Fee war between private equity firms and pension funds is heating up

Firms like CalPERS grumble over high rates

New York /
Oct.October 26, 2017 09:20 AM
 

The country’s big public pension plans are increasingly unhappy about the high fees fund managers charge them. The question is: do they have any viable alternatives?

“With fundraising so robust, managers could say, ‘Look, you guys are too difficult, I’m not going to put up with that, and I will fill your subscription with somebody else,’” Karen Rode of fund manager of advisory firm Aon Plc told Bloomberg. “Demand is so great, limited partners don’t have negotiating power.”

In recent years, the investment returns from private equity and real estate investment funds have fallen, but fees haven’t. Firms like the Blackstone Group, Apollo Global Management and the Carlyle Group still generally charge management fees of 1.5 to 2 percent and performance fees of 20 percent of profits.

Big pension funds are increasingly grumbling about that. “We don’t own alternative investments. They own us,” Dale Folwell of North Carolina’s public pension system told Bloomberg.

In a bid to appease their biggest clients, some private equity firms allow them to invest directly in deals alongside their funds — a maneuver that avoids fees. “We feel we’d rather partner with our general partners than compete against them,” said Eric Lang of TRS.

CalPERS, meanwhile, is trying to grow its own investment operation. But that requires plenty of staff and expertise and isn’t easy, said Jim Leech, who built up the Ontario Teachers’ Pension Plan Board’s direct investing arm.

“It took Teachers’ more than 16 years to build the machine it has now,” he said. “You don’t do it in 10 months.” [Bloomberg] Konrad Putzier


Related Articles

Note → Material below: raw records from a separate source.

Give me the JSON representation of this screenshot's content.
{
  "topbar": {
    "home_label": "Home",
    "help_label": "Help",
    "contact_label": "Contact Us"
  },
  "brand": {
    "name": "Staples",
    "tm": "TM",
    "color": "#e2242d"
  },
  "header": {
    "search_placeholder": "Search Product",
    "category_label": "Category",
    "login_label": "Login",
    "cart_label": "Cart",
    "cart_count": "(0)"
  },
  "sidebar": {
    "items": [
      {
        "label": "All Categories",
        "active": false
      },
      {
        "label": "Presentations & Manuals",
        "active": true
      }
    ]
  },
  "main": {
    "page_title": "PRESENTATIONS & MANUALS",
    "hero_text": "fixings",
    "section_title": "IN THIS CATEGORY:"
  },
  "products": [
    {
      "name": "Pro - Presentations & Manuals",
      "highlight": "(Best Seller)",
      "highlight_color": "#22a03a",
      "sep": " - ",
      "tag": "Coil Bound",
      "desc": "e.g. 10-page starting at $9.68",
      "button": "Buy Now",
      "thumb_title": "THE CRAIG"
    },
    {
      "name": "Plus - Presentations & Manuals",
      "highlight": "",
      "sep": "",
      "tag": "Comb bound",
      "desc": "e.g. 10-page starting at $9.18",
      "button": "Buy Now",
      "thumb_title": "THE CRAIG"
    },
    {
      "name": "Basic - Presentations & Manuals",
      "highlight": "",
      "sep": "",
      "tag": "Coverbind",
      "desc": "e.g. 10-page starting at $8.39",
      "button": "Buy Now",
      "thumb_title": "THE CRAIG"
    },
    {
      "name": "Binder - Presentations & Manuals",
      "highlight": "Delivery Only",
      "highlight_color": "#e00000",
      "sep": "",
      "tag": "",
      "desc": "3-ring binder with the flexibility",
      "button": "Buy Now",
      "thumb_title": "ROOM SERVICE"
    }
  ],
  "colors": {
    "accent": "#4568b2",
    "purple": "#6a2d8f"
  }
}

arrow_forward_ios
With a cooling trade war, stocks perform well, including real estate. (Credit: iStock)
Real estate stocks push up this week as U.S.-China trade tensions ease
Real estate stocks push up this week as U.S.-China trade tensions ease
416 West 25th Street and Maverick Real Estate Partners principal David Aviram (Credit: Google Maps and LinkedIn)
Chelsea landlord claims “predatory” lender is charging a crippling interest rate as punishment after losing foreclosure case
Chelsea landlord claims “predatory” lender is charging a crippling interest rate as punishment after losing foreclosure case
Sen. Mitt Romney and Sen. Kyrsten Sinema (Getty)
Developers, rejoice: Carried-interest loophole is saved again
Developers, rejoice: Carried-interest loophole is saved again
Stephen Schwarzman, Senator Joe Manchin, and Senate Majority Leader Charles Schumer (Illustration by The Real Deal with Getty Images)
Real estate scores loophole to save loophole
Real estate scores loophole to save loophole
Photo illustration of Carlyle's David Rubenstein and Jason Hart (Illustration by Kevin Rebong for The Real Deal)
Watch: Uncovering Carlyle’s Brooklyn buying spree
Watch: Uncovering Carlyle’s Brooklyn buying spree
Senator Chuck Schumer and Senator Joe Manchin (Illustration by Kevin Cifuentes for The Real Deal with Getty)
Manchin-Schumer deal closes real estate tax loophole
Manchin-Schumer deal closes real estate tax loophole
Photo illustration of Carlyle's David Rubenstein and Jason Hart (Illustration by Kevin Rebong for The Real Deal)
Private equity giant Carlyle’s latest big play: Small Brooklyn buildings
Private equity giant Carlyle’s latest big play: Small Brooklyn buildings
15 Hanover Place in Downtown Brooklyn (Lonicera Partners, Getty)
Lonicera scores $134M loan for DoBro tower
Lonicera scores $134M loan for DoBro tower
arrow_forward_ios

The Deal's newsletters give you the latest scoops, fresh headlines, marketing data, and things to know within the industry.

Loading...